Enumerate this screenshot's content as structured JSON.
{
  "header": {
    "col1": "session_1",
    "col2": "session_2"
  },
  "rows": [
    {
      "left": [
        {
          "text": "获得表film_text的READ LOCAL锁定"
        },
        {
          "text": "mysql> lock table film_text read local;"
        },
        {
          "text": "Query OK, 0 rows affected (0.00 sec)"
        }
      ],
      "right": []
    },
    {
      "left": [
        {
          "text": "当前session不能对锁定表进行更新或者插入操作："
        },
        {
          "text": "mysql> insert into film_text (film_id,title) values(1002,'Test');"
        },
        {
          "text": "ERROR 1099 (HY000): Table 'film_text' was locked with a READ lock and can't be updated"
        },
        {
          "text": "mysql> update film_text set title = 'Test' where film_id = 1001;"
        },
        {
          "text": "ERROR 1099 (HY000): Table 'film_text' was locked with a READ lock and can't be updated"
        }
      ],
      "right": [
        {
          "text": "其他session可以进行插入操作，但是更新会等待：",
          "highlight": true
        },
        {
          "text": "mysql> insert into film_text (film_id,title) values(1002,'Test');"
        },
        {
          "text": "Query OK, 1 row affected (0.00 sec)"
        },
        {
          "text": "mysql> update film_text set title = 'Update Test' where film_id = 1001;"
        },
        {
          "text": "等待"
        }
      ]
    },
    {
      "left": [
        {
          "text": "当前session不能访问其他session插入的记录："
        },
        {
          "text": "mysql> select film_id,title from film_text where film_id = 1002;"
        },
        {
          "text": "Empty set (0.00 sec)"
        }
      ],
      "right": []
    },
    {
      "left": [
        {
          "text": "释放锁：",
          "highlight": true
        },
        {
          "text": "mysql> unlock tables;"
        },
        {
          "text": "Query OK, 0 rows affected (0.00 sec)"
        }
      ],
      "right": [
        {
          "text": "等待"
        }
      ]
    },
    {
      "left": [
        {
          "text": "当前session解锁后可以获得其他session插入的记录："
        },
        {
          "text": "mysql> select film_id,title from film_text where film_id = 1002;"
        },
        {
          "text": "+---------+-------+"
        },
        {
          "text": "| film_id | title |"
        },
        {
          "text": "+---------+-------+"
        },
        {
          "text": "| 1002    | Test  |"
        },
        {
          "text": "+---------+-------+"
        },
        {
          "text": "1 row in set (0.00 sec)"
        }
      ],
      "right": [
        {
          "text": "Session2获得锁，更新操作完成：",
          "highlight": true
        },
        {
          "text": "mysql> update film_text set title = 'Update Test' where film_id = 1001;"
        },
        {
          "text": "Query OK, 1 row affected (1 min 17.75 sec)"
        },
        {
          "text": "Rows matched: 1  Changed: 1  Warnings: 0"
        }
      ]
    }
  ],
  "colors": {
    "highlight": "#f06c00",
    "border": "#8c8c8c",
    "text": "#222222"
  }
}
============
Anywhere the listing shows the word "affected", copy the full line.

**EXPECTED ANSWER:**
          "text": "Query OK, 0 rows affected (0.00 sec)"
          "text": "Query OK, 1 row affected (0.00 sec)"
          "text": "Query OK, 0 rows affected (0.00 sec)"
          "text": "Query OK, 1 row affected (1 min 17.75 sec)"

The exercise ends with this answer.